“It was so quiet and vacant compared to when my girls were born,” Horbacz said. “There was no hustle and bustle. There was no family coming and going.”
Babies were kept with their mothers and not taken to the nursery, a policy that led to a very unsettling first night for Ohlert with her newborn twins.
“I sent my husband home the first night,” she said. “That was pretty rough. But he stayed the second night and helped.”
While the birthing unit was quieter than normal, Scott said most of the new mothers were happy to spend time alone with their babies.
“It actually turned into a positive experience for many patients,” she said.
The pandemic has affected the babies and their families beyond the birth experience, but these mothers are on top of those concerns.
“I feel like my family hasn’t seen Sawyer as much,” Martin said. “I’m nervous about taking him out too much with COVID. But I’m lucky that I work from home, and I’m able to be with him.”
“I didn’t go anywhere with Henry,” Horbacz said. “He hasn’t gotten the same experiences that my girls did, not even just going to the grocery store.
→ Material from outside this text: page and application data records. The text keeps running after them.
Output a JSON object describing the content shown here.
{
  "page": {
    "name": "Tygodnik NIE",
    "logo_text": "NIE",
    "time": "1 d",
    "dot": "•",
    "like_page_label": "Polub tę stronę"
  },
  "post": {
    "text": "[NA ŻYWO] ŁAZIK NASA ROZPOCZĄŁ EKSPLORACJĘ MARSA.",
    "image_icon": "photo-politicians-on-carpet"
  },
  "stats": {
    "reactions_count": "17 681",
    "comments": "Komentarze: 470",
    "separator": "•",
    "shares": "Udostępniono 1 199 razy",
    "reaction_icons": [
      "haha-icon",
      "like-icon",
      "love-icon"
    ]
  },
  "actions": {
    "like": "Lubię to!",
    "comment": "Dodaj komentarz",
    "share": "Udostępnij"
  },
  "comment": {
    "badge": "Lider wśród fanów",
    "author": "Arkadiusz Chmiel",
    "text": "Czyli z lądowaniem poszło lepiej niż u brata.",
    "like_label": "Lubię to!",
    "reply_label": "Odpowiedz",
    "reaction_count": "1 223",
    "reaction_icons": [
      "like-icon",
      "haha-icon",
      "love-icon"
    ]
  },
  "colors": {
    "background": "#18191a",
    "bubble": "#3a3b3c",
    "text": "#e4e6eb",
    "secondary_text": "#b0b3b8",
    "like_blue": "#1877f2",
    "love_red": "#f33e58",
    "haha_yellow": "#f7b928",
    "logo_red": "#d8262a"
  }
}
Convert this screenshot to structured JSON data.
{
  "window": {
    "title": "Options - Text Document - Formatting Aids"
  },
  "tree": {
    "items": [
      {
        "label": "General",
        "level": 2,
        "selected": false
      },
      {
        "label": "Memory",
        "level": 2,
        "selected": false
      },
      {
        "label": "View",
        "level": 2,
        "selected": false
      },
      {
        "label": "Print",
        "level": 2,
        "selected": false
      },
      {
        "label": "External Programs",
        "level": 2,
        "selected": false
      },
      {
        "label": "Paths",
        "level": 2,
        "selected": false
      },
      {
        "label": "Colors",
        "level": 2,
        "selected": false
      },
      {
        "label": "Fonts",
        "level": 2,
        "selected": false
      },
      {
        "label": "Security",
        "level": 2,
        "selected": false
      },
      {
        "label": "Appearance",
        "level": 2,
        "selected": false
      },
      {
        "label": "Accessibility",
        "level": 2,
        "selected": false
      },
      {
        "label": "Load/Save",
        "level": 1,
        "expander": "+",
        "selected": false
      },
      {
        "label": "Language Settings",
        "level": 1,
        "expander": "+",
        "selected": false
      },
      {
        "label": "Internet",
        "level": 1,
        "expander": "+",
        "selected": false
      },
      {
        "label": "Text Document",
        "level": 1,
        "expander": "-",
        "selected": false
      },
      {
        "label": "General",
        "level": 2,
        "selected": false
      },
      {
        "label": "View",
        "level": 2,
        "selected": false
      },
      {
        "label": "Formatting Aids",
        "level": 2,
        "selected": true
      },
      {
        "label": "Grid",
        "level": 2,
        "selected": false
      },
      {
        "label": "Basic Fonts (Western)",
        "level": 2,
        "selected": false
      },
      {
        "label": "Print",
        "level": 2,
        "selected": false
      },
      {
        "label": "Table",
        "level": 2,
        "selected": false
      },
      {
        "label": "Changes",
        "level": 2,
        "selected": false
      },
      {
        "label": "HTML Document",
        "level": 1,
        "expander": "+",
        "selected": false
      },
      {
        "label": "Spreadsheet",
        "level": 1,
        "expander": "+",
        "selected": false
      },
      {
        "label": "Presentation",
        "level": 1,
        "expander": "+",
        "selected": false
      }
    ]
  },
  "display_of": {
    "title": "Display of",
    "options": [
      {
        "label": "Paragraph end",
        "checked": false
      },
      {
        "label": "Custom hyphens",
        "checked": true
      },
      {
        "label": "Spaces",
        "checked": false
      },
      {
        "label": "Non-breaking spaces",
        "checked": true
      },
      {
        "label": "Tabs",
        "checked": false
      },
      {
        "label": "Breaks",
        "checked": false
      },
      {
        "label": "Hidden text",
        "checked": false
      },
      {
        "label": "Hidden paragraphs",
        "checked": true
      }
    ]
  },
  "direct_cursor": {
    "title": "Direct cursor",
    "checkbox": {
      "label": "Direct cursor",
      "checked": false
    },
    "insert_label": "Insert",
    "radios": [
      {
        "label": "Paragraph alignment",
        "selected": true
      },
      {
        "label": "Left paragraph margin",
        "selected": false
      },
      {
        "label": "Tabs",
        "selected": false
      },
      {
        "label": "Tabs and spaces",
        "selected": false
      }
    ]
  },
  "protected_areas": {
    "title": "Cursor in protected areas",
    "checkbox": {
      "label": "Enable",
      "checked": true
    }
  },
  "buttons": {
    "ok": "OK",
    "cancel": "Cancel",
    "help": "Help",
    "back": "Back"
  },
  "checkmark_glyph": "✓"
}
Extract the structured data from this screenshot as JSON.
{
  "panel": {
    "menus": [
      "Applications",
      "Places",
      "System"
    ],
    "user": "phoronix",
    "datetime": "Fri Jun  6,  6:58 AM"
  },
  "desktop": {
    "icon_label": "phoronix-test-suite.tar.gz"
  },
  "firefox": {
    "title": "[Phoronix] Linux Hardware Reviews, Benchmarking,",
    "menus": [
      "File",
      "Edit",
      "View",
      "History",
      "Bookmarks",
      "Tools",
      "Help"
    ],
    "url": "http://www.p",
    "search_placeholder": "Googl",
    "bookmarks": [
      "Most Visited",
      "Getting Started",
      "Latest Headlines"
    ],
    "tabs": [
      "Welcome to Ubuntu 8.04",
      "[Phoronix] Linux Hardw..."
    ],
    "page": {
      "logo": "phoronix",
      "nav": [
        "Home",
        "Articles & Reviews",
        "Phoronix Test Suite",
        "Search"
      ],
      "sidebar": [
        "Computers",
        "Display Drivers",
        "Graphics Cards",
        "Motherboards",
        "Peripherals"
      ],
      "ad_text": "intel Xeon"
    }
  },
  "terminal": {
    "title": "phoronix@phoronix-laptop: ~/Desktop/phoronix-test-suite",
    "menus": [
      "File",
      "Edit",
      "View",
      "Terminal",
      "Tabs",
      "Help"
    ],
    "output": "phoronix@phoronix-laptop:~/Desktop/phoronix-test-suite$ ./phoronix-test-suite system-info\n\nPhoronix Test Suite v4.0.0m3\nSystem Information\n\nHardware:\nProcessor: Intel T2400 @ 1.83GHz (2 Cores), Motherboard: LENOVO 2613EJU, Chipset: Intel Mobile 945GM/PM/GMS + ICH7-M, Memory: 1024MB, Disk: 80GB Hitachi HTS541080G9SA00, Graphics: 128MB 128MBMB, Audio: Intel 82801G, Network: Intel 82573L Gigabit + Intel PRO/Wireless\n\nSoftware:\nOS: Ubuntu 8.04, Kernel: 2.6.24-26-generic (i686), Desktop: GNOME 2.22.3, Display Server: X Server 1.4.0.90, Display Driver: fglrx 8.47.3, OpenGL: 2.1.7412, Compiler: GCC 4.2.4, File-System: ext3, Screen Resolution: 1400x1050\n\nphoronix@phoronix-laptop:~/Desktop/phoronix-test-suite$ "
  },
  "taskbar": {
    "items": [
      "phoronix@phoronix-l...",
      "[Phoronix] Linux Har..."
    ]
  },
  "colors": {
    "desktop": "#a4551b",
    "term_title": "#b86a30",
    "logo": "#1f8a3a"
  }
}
I noticed he had some anxiety with other people, although he is in day care now and that’s getting better.”
Powers found that her son, Ben, has been sick more this year.
“I think not having that exposure to germs from birth has made that difference,” she said. “My doctor even said the 2 and under age group is having a rough time this winter.”
Playdates, family excursions or even just being out in the neighborhood often has been deferred because of COVID-19.
“We didn’t do play dates, and we didn’t have friends over to meet him,” Powers said. “But my husband is a very optimistic person, even being on the frontlines, and he kept saying, ‘It will be OK.’”
Scott said she and her team are continuing to do everything they can to make the birth experience a positive one.
“We’re holding in-person classes as much as we can and doing some tours,” she said. “If we can alleviate a mother-to-be’s stress ahead of time, that’s all we want to do.”
Like everybody else, Aguilar said she is just taking things one day at a time.
“At the end of the day, I just throw up my hands and hope I’ve done everything I can,” she said. “I’m making decisions and hoping I’m making the right choices.”
Michelle London writes for the Telegraph Herald.